:: Prompt ::
Every record below is to be copied exactly, with its images omitted.

:: Exercise material ::
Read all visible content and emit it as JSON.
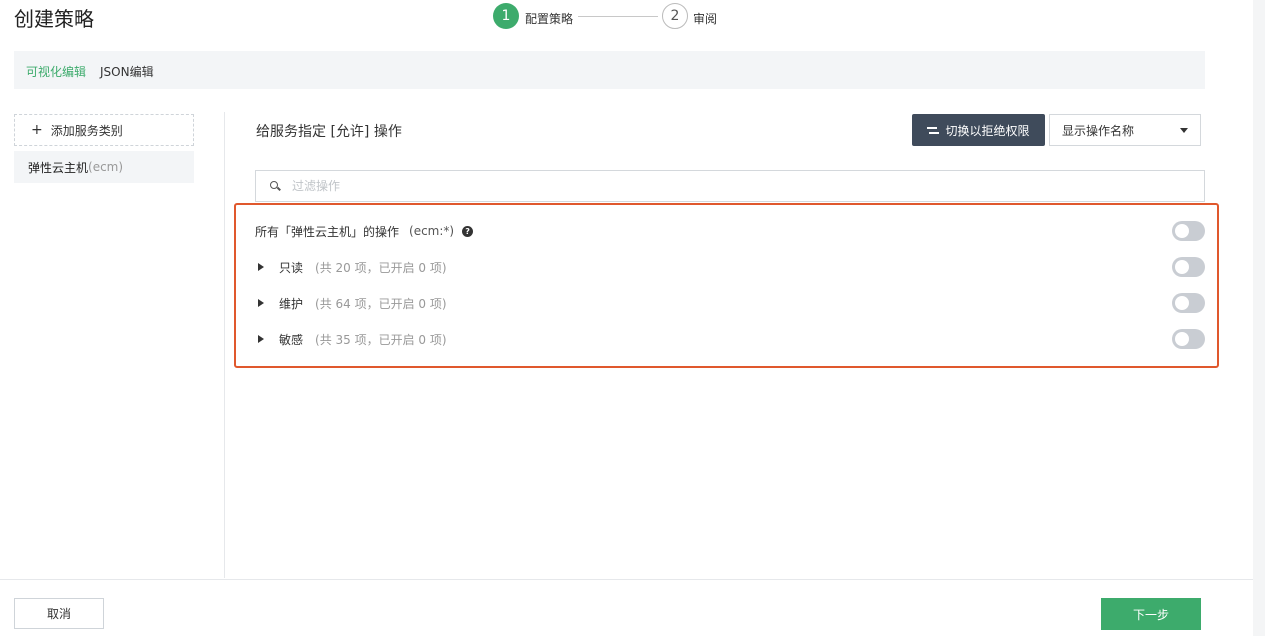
{
  "page": {
    "title": "创建策略"
  },
  "stepper": {
    "steps": [
      {
        "number": "1",
        "label": "配置策略"
      },
      {
        "number": "2",
        "label": "审阅"
      }
    ]
  },
  "editor_modes": {
    "visual": "可视化编辑",
    "json": "JSON编辑"
  },
  "sidebar": {
    "add_label": "添加服务类别",
    "service": {
      "name": "弹性云主机",
      "code": "(ecm)"
    }
  },
  "main": {
    "title": "给服务指定 [允许] 操作",
    "deny_button": "切换以拒绝权限",
    "display_select": "显示操作名称",
    "filter_placeholder": "过滤操作",
    "all_actions": {
      "label": "所有「弹性云主机」的操作",
      "code": "(ecm:*)",
      "enabled": false
    },
    "groups": [
      {
        "label": "只读",
        "meta": "(共 20 项，已开启 0 项)",
        "enabled": false
      },
      {
        "label": "维护",
        "meta": "(共 64 项，已开启 0 项)",
        "enabled": false
      },
      {
        "label": "敏感",
        "meta": "(共 35 项，已开启 0 项)",
        "enabled": false
      }
    ]
  },
  "footer": {
    "cancel": "取消",
    "next": "下一步"
  },
  "colors": {
    "accent": "#3dab6c",
    "highlight": "#e0582d",
    "dark_button": "#3f4b5b"
  }
}
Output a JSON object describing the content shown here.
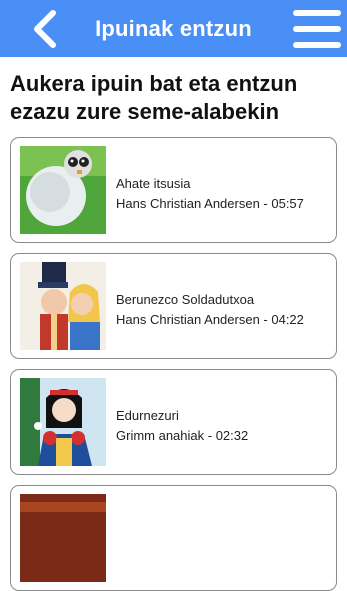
{
  "header": {
    "title": "Ipuinak entzun",
    "back_icon": "chevron-left-icon",
    "menu_icon": "hamburger-menu-icon",
    "bar_color": "#4a8ff6"
  },
  "main": {
    "heading": "Aukera ipuin bat eta entzun ezazu zure seme-alabekin"
  },
  "stories": [
    {
      "title": "Ahate itsusia",
      "subtitle": "Hans Christian Andersen - 05:57"
    },
    {
      "title": "Berunezco Soldadutxoa",
      "subtitle": "Hans Christian Andersen - 04:22"
    },
    {
      "title": "Edurnezuri",
      "subtitle": "Grimm anahiak - 02:32"
    },
    {
      "title": "",
      "subtitle": ""
    }
  ]
}
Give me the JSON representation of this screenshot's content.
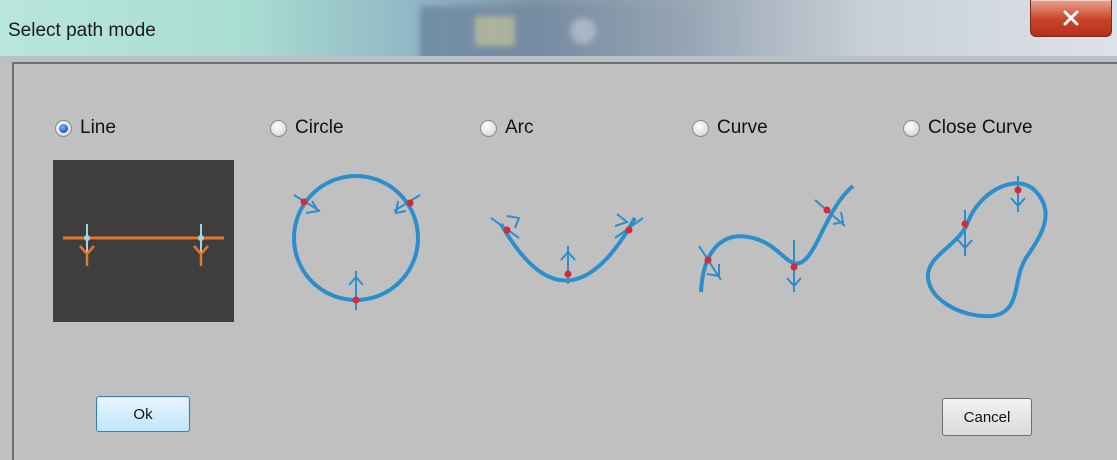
{
  "window": {
    "title": "Select path mode",
    "close_glyph": "x"
  },
  "options": [
    {
      "label": "Line",
      "checked": true,
      "icon": "line-path-icon"
    },
    {
      "label": "Circle",
      "checked": false,
      "icon": "circle-path-icon"
    },
    {
      "label": "Arc",
      "checked": false,
      "icon": "arc-path-icon"
    },
    {
      "label": "Curve",
      "checked": false,
      "icon": "curve-path-icon"
    },
    {
      "label": "Close Curve",
      "checked": false,
      "icon": "close-curve-path-icon"
    }
  ],
  "buttons": {
    "ok_label": "Ok",
    "cancel_label": "Cancel"
  },
  "colors": {
    "path_blue": "#2a8fcc",
    "marker_red": "#d8283c",
    "line_orange": "#e8732b",
    "line_marker_cyan": "#9fd7e0",
    "dark_preview_bg": "#3e3e3e",
    "dialog_bg": "#c0c0c0"
  }
}
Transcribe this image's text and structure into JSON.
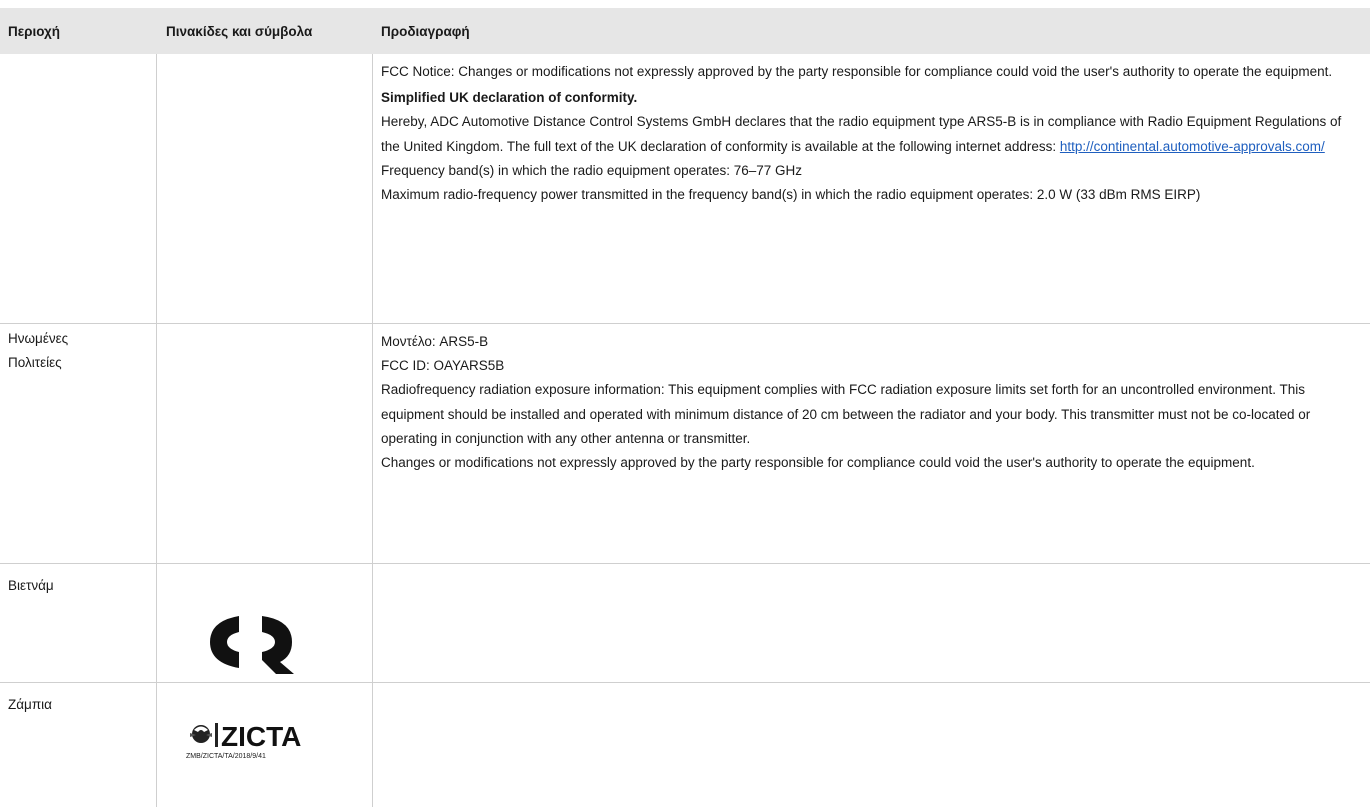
{
  "table": {
    "headers": {
      "region": "Περιοχή",
      "labels_symbols": "Πινακίδες και σύμβολα",
      "specification": "Προδιαγραφή"
    },
    "rows": [
      {
        "region": "",
        "spec": {
          "fcc_notice": "FCC Notice: Changes or modifications not expressly approved by the party responsible for compliance could void the user's authority to operate the equipment.",
          "uk_heading": "Simplified UK declaration of conformity.",
          "uk_text": "Hereby, ADC Automotive Distance Control Systems GmbH declares that the radio equipment type ARS5-B is in compliance with Radio Equipment Regulations of the United Kingdom. The full text of the UK declaration of conformity is available at the following internet address:",
          "uk_link": "http://continental.automotive-approvals.com/",
          "frequency": "Frequency band(s) in which the radio equipment operates: 76–77 GHz",
          "power": "Maximum radio-frequency power transmitted in the frequency band(s) in which the radio equipment operates: 2.0 W (33 dBm RMS EIRP)"
        }
      },
      {
        "region_line1": "Ηνωμένες",
        "region_line2": "Πολιτείες",
        "spec": {
          "model": "Μοντέλο: ARS5-B",
          "fcc_id": "FCC ID: OAYARS5B",
          "rf_exposure": "Radiofrequency radiation exposure information: This equipment complies with FCC radiation exposure limits set forth for an uncontrolled environment. This equipment should be installed and operated with minimum distance of 20 cm between the radiator and your body. This transmitter must not be co-located or operating in conjunction with any other antenna or transmitter.",
          "changes": "Changes or modifications not expressly approved by the party responsible for compliance could void the user's authority to operate the equipment."
        }
      },
      {
        "region": "Βιετνάμ",
        "symbol": "vietnam-cr-mark-icon"
      },
      {
        "region": "Ζάμπια",
        "symbol": "zicta-logo-icon",
        "symbol_text": "ZICTA",
        "symbol_code": "ZMB/ZICTA/TA/2018/9/41"
      }
    ]
  },
  "colors": {
    "header_bg": "#e6e6e6",
    "border": "#cfcfcf",
    "link": "#1f5fbf"
  }
}
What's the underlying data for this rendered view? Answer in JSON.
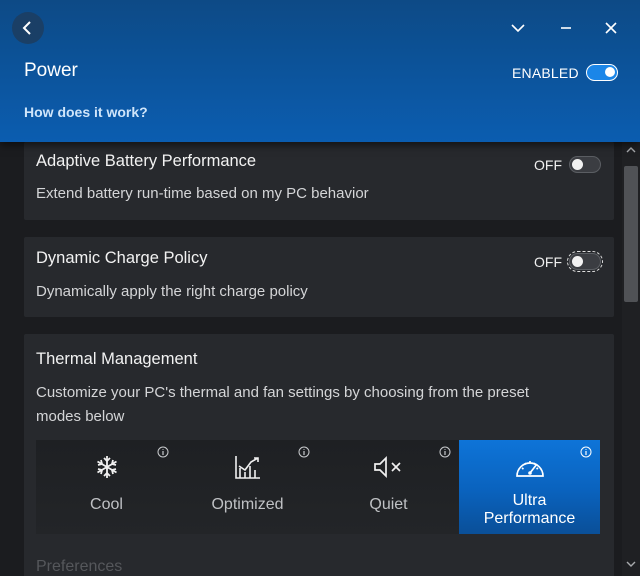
{
  "header": {
    "title": "Power",
    "link": "How does it work?",
    "enabled_label": "ENABLED",
    "enabled_state": true
  },
  "window_controls": [
    "back-icon",
    "chevron-down-icon",
    "minimize-icon",
    "close-icon"
  ],
  "cards": [
    {
      "title": "Adaptive Battery Performance",
      "description": "Extend battery run-time based on my PC behavior",
      "state_label": "OFF",
      "enabled": false
    },
    {
      "title": "Dynamic Charge Policy",
      "description": "Dynamically apply the right charge policy",
      "state_label": "OFF",
      "enabled": false,
      "focused": true
    },
    {
      "title": "Thermal Management",
      "description": "Customize your PC's thermal and fan settings by choosing from the preset modes below"
    }
  ],
  "thermal_modes": [
    {
      "label": "Cool",
      "icon": "snowflake-icon",
      "selected": false
    },
    {
      "label": "Optimized",
      "icon": "chart-icon",
      "selected": false
    },
    {
      "label": "Quiet",
      "icon": "speaker-mute-icon",
      "selected": false
    },
    {
      "label_line1": "Ultra",
      "label_line2": "Performance",
      "icon": "speedometer-icon",
      "selected": true
    }
  ],
  "next_section_partial": "Preferences",
  "colors": {
    "header_start": "#0d4a86",
    "header_end": "#0b5db0",
    "accent": "#0e74d8",
    "card_bg": "#27292d",
    "page_bg": "#1b1c1f"
  }
}
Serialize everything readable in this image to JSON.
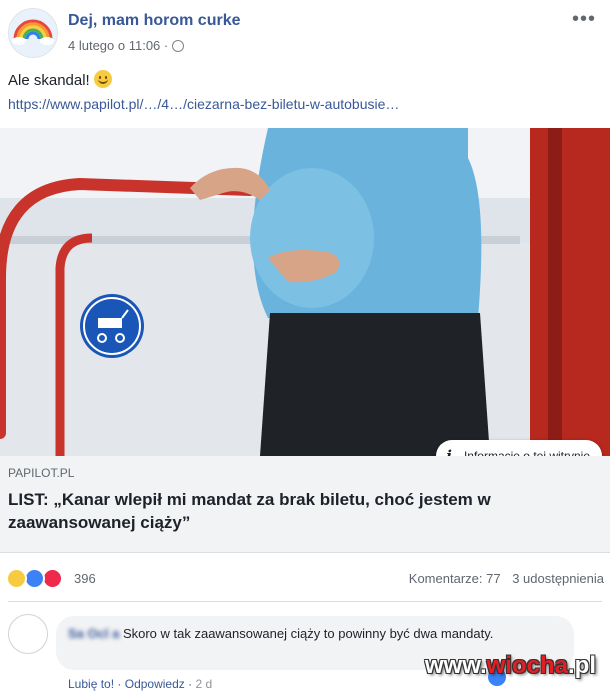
{
  "post": {
    "author": "Dej, mam horom curke",
    "timestamp": "4 lutego o 11:06 ·",
    "text": "Ale skandal!",
    "link": "https://www.papilot.pl/…/4…/ciezarna-bez-biletu-w-autobusie…",
    "more_label": "•••"
  },
  "link_preview": {
    "info_label": "Informacje o tej witrynie",
    "domain": "PAPILOT.PL",
    "headline": "LIST: „Kanar wlepił mi mandat za brak biletu, choć jestem w zaawansowanej ciąży”"
  },
  "stats": {
    "reactions": "396",
    "comments": "Komentarze: 77",
    "shares": "3 udostępnienia"
  },
  "comment": {
    "author": "Sa   Ocl   a",
    "text": "Skoro w tak zaawansowanej ciąży to powinny być dwa mandaty.",
    "like": "Lubię to!",
    "reply": "Odpowiedz",
    "time": "2 d"
  },
  "watermark": {
    "left": "www.",
    "brand": "wiocha",
    "right": ".pl"
  },
  "colors": {
    "link_blue": "#385898",
    "preview_bg": "#f2f3f5",
    "shirt": "#6ab3dd",
    "handrail": "#c8342b"
  }
}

:: Problem solution ::
Read all visible content and emit it as JSON.
{
  "page": {
    "title": "创建策略"
  },
  "stepper": {
    "steps": [
      {
        "number": "1",
        "label": "配置策略"
      },
      {
        "number": "2",
        "label": "审阅"
      }
    ]
  },
  "editor_modes": {
    "visual": "可视化编辑",
    "json": "JSON编辑"
  },
  "sidebar": {
    "add_label": "添加服务类别",
    "service": {
      "name": "弹性云主机",
      "code": "(ecm)"
    }
  },
  "main": {
    "title": "给服务指定 [允许] 操作",
    "deny_button": "切换以拒绝权限",
    "display_select": "显示操作名称",
    "filter_placeholder": "过滤操作",
    "all_actions": {
      "label": "所有「弹性云主机」的操作",
      "code": "(ecm:*)",
      "enabled": false
    },
    "groups": [
      {
        "label": "只读",
        "meta": "(共 20 项，已开启 0 项)",
        "enabled": false
      },
      {
        "label": "维护",
        "meta": "(共 64 项，已开启 0 项)",
        "enabled": false
      },
      {
        "label": "敏感",
        "meta": "(共 35 项，已开启 0 项)",
        "enabled": false
      }
    ]
  },
  "footer": {
    "cancel": "取消",
    "next": "下一步"
  },
  "colors": {
    "accent": "#3dab6c",
    "highlight": "#e0582d",
    "dark_button": "#3f4b5b"
  }
}
Output a JSON object describing the content shown here.
{
  "header": {
    "title": "Ipuinak entzun",
    "back_icon": "chevron-left-icon",
    "menu_icon": "hamburger-menu-icon",
    "bar_color": "#4a8ff6"
  },
  "main": {
    "heading": "Aukera ipuin bat eta entzun ezazu zure seme-alabekin"
  },
  "stories": [
    {
      "title": "Ahate itsusia",
      "subtitle": "Hans Christian Andersen - 05:57"
    },
    {
      "title": "Berunezco Soldadutxoa",
      "subtitle": "Hans Christian Andersen - 04:22"
    },
    {
      "title": "Edurnezuri",
      "subtitle": "Grimm anahiak - 02:32"
    },
    {
      "title": "",
      "subtitle": ""
    }
  ]
}
Give me the JSON representation of this screenshot's content.
{
  "window": {
    "title": "Select path mode",
    "close_glyph": "x"
  },
  "options": [
    {
      "label": "Line",
      "checked": true,
      "icon": "line-path-icon"
    },
    {
      "label": "Circle",
      "checked": false,
      "icon": "circle-path-icon"
    },
    {
      "label": "Arc",
      "checked": false,
      "icon": "arc-path-icon"
    },
    {
      "label": "Curve",
      "checked": false,
      "icon": "curve-path-icon"
    },
    {
      "label": "Close Curve",
      "checked": false,
      "icon": "close-curve-path-icon"
    }
  ],
  "buttons": {
    "ok_label": "Ok",
    "cancel_label": "Cancel"
  },
  "colors": {
    "path_blue": "#2a8fcc",
    "marker_red": "#d8283c",
    "line_orange": "#e8732b",
    "line_marker_cyan": "#9fd7e0",
    "dark_preview_bg": "#3e3e3e",
    "dialog_bg": "#c0c0c0"
  }
}
Transcribe this image's text and structure into JSON.
{
  "table": {
    "headers": {
      "region": "Περιοχή",
      "labels_symbols": "Πινακίδες και σύμβολα",
      "specification": "Προδιαγραφή"
    },
    "rows": [
      {
        "region": "",
        "spec": {
          "fcc_notice": "FCC Notice: Changes or modifications not expressly approved by the party responsible for compliance could void the user's authority to operate the equipment.",
          "uk_heading": "Simplified UK declaration of conformity.",
          "uk_text": "Hereby, ADC Automotive Distance Control Systems GmbH declares that the radio equipment type ARS5-B is in compliance with Radio Equipment Regulations of the United Kingdom. The full text of the UK declaration of conformity is available at the following internet address:",
          "uk_link": "http://continental.automotive-approvals.com/",
          "frequency": "Frequency band(s) in which the radio equipment operates: 76–77 GHz",
          "power": "Maximum radio-frequency power transmitted in the frequency band(s) in which the radio equipment operates: 2.0 W (33 dBm RMS EIRP)"
        }
      },
      {
        "region_line1": "Ηνωμένες",
        "region_line2": "Πολιτείες",
        "spec": {
          "model": "Μοντέλο: ARS5-B",
          "fcc_id": "FCC ID: OAYARS5B",
          "rf_exposure": "Radiofrequency radiation exposure information: This equipment complies with FCC radiation exposure limits set forth for an uncontrolled environment. This equipment should be installed and operated with minimum distance of 20 cm between the radiator and your body. This transmitter must not be co-located or operating in conjunction with any other antenna or transmitter.",
          "changes": "Changes or modifications not expressly approved by the party responsible for compliance could void the user's authority to operate the equipment."
        }
      },
      {
        "region": "Βιετνάμ",
        "symbol": "vietnam-cr-mark-icon"
      },
      {
        "region": "Ζάμπια",
        "symbol": "zicta-logo-icon",
        "symbol_text": "ZICTA",
        "symbol_code": "ZMB/ZICTA/TA/2018/9/41"
      }
    ]
  },
  "colors": {
    "header_bg": "#e6e6e6",
    "border": "#cfcfcf",
    "link": "#1f5fbf"
  }
}
What's the underlying data for this rendered view? Answer in JSON.
{
  "header": {
    "title": "Power",
    "link": "How does it work?",
    "enabled_label": "ENABLED",
    "enabled_state": true
  },
  "window_controls": [
    "back-icon",
    "chevron-down-icon",
    "minimize-icon",
    "close-icon"
  ],
  "cards": [
    {
      "title": "Adaptive Battery Performance",
      "description": "Extend battery run-time based on my PC behavior",
      "state_label": "OFF",
      "enabled": false
    },
    {
      "title": "Dynamic Charge Policy",
      "description": "Dynamically apply the right charge policy",
      "state_label": "OFF",
      "enabled": false,
      "focused": true
    },
    {
      "title": "Thermal Management",
      "description": "Customize your PC's thermal and fan settings by choosing from the preset modes below"
    }
  ],
  "thermal_modes": [
    {
      "label": "Cool",
      "icon": "snowflake-icon",
      "selected": false
    },
    {
      "label": "Optimized",
      "icon": "chart-icon",
      "selected": false
    },
    {
      "label": "Quiet",
      "icon": "speaker-mute-icon",
      "selected": false
    },
    {
      "label_line1": "Ultra",
      "label_line2": "Performance",
      "icon": "speedometer-icon",
      "selected": true
    }
  ],
  "next_section_partial": "Preferences",
  "colors": {
    "header_start": "#0d4a86",
    "header_end": "#0b5db0",
    "accent": "#0e74d8",
    "card_bg": "#27292d",
    "page_bg": "#1b1c1f"
  }
}
Serialize everything readable in this image to JSON.
{
  "post": {
    "author": "Dej, mam horom curke",
    "timestamp": "4 lutego o 11:06 ·",
    "text": "Ale skandal!",
    "link": "https://www.papilot.pl/…/4…/ciezarna-bez-biletu-w-autobusie…",
    "more_label": "•••"
  },
  "link_preview": {
    "info_label": "Informacje o tej witrynie",
    "domain": "PAPILOT.PL",
    "headline": "LIST: „Kanar wlepił mi mandat za brak biletu, choć jestem w zaawansowanej ciąży”"
  },
  "stats": {
    "reactions": "396",
    "comments": "Komentarze: 77",
    "shares": "3 udostępnienia"
  },
  "comment": {
    "author": "Sa   Ocl   a",
    "text": "Skoro w tak zaawansowanej ciąży to powinny być dwa mandaty.",
    "like": "Lubię to!",
    "reply": "Odpowiedz",
    "time": "2 d"
  },
  "watermark": {
    "left": "www.",
    "brand": "wiocha",
    "right": ".pl"
  },
  "colors": {
    "link_blue": "#385898",
    "preview_bg": "#f2f3f5",
    "shirt": "#6ab3dd",
    "handrail": "#c8342b"
  }
}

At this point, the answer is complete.